Killer Whales Take Turns Eating Shark Alive In Drone Video

Published December 20, 2016
Updated August 24, 2022

Apparently orca whales do eat sharks.

If orca whales make you think of Shamu or Free Willy, then you’re in for a shock.

Slater Moore, a photographer with California’s Monterey Bay Whale Watch, recently captured a drone video of several orcas taking turns eating a live shark.

On December 13, Moore set out with a group of hopeful whale watchers when they received a call from a fishing boat about several orcas nearby. Once Moore and company arrived at the site, he prepared his drone to photograph orcas just as he had so many times before. But this time quickly proved to be far outside the norm.

“I was actually about to bring my drone in when we saw a bubble blast, a bunch of bubbles coming up to the surface,” Moore told The Washington Post. “The next thing you know a killer whale comes up with a shark in its mouth.”
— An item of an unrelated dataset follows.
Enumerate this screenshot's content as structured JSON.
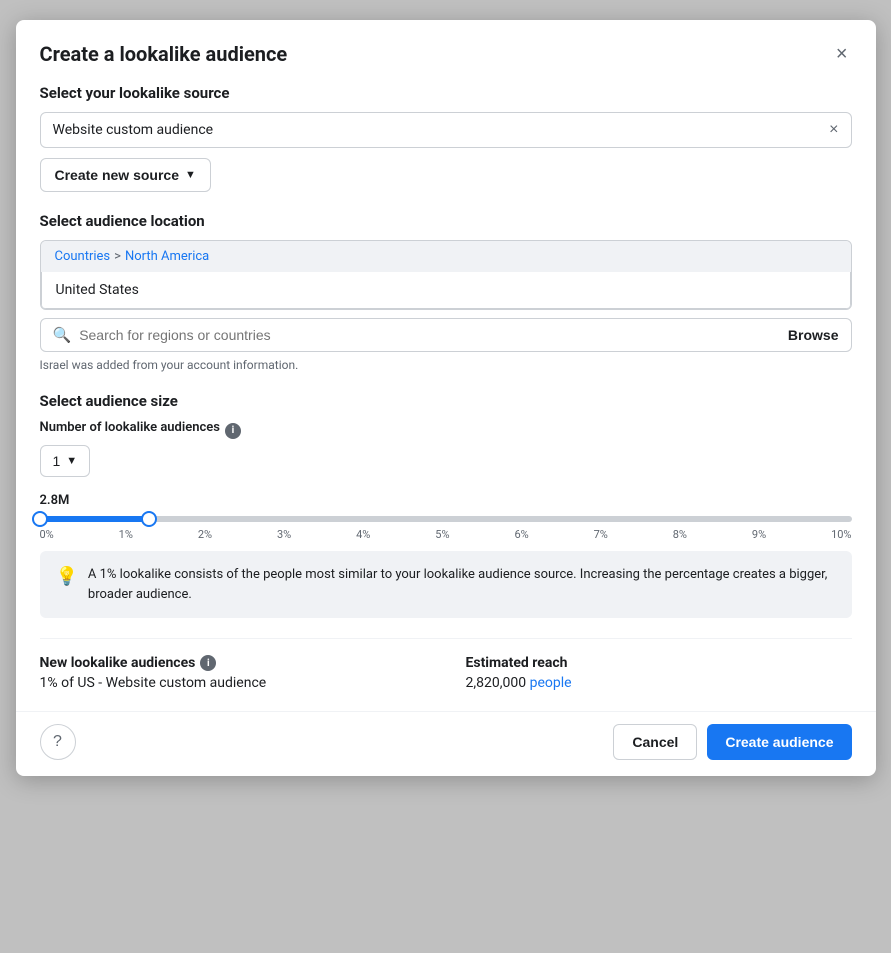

Moore then proceeded to capture several minutes of the rare sight of a half-dozen orcas, including a few young calves, eating a sevengill shark. “They kind of take turns,” Moore said. “One grabs the shark. The other ones peel off and circle around.”

With footage like this, it’s hardly surprising that the video has been viewed nearly half a million times on Moore’s Facebook page alone. Yet even that number hardly suggests just how incredible this footage is.

For decades, scientists didn’t even have direct evidence that orcas fed on sharks at all. Instead, the evidence largely came from orcas that washed ashore and whose teeth were ground down presumably by the tough skin of the sharks they’d eaten.

Now, however, Moore’s video provides not only clear documentation of this feeding behavior, but also reveals some of its nuances, including the way that the adult orcas pass the shark back and forth in order to demonstrate this behavior for the calves, as well as the fact that they hold the shark upside down in order to trigger a chemical reaction in the animal that renders it immobile.

Now researchers hope that drone footage like Moore’s will continue to reveal more about the nuances of marine life that have, to this point, gone largely undocumented.


For more on the battles between orcas and shark facts (great whites, in this case), have a look at this National Geographic documentary:

Next, read about these weird pets, see video of the tiger shark feeding frenzy that obliterated a whale earlier this year. Then, have a look at the mysterious sea creature that confounded scientists after washing ashore in Mexico in March.

All That's Interesting
A New York-based publisher established in 2010, All That's Interesting brings together subject-level experts in history, true crime, and science to share stories that illuminate our world.
Savannah Cox
Savannah Cox holds a Master's in International Affairs from The New School as well as a PhD from the University of California, Berkeley, and now serves as an Assistant Professor at the University of Sheffield. Her work as a writer has also appeared on DNAinfo.